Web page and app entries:
------------------------------------------------------------
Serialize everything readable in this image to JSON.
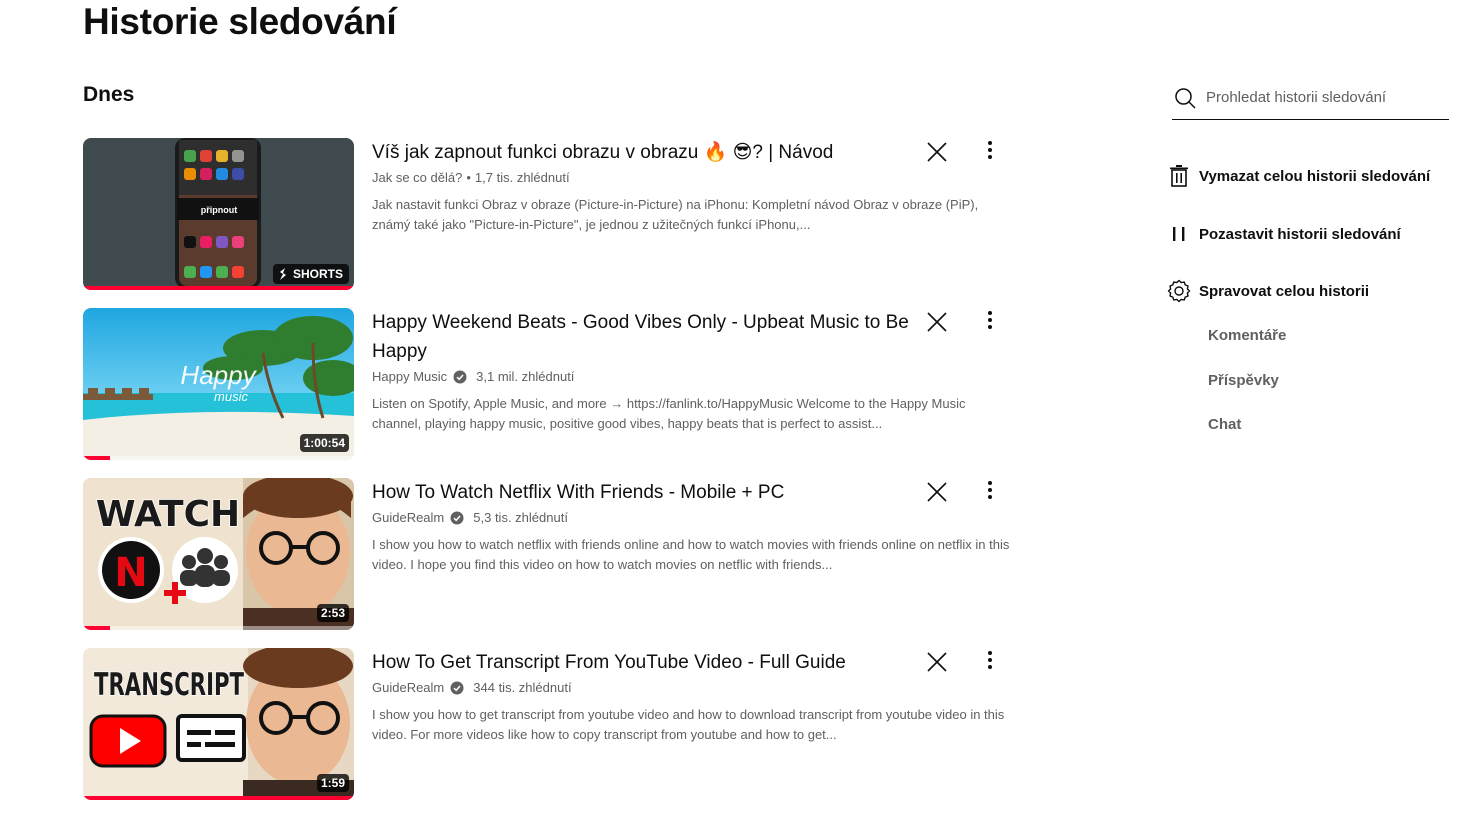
{
  "page": {
    "title": "Historie sledování",
    "section": "Dnes"
  },
  "videos": [
    {
      "title": "Víš jak zapnout funkci obrazu v obrazu 🔥 😎? | Návod",
      "channel": "Jak se co dělá?",
      "verified": false,
      "views": "1,7 tis. zhlédnutí",
      "description": "Jak nastavit funkci Obraz v obraze (Picture-in-Picture) na iPhonu: Kompletní návod Obraz v obraze (PiP), známý také jako \"Picture-in-Picture\", je jednou z užitečných funkcí iPhonu,...",
      "badge": "SHORTS",
      "thumb_text": "připnout",
      "watched_fraction": 1.0
    },
    {
      "title": "Happy Weekend Beats - Good Vibes Only - Upbeat Music to Be Happy",
      "channel": "Happy Music",
      "verified": true,
      "views": "3,1 mil. zhlédnutí",
      "description": "Listen on Spotify, Apple Music, and more → https://fanlink.to/HappyMusic Welcome to the Happy Music channel, playing happy music, positive good vibes, happy beats that is perfect to assist...",
      "duration": "1:00:54",
      "thumb_text": "Happy",
      "thumb_subtext": "music",
      "watched_fraction": 0.1
    },
    {
      "title": "How To Watch Netflix With Friends - Mobile + PC",
      "channel": "GuideRealm",
      "verified": true,
      "views": "5,3 tis. zhlédnutí",
      "description": "I show you how to watch netflix with friends online and how to watch movies with friends online on netflix in this video. I hope you find this video on how to watch movies on netflic with friends...",
      "duration": "2:53",
      "thumb_text": "WATCH",
      "watched_fraction": 0.1
    },
    {
      "title": "How To Get Transcript From YouTube Video - Full Guide",
      "channel": "GuideRealm",
      "verified": true,
      "views": "344 tis. zhlédnutí",
      "description": "I show you how to get transcript from youtube video and how to download transcript from youtube video in this video. For more videos like how to copy transcript from youtube and how to get...",
      "duration": "1:59",
      "thumb_text": "TRANSCRIPT",
      "watched_fraction": 1.0
    }
  ],
  "sidebar": {
    "search_placeholder": "Prohledat historii sledování",
    "clear_all": "Vymazat celou historii sledování",
    "pause": "Pozastavit historii sledování",
    "manage": "Spravovat celou historii",
    "sub_items": [
      "Komentáře",
      "Příspěvky",
      "Chat"
    ]
  },
  "colors": {
    "accent": "#ff0033",
    "text": "#0f0f0f",
    "secondary": "#606060"
  }
}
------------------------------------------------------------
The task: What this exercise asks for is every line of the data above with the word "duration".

Response:
      "duration": "1:00:54",
      "duration": "2:53",
      "duration": "1:59",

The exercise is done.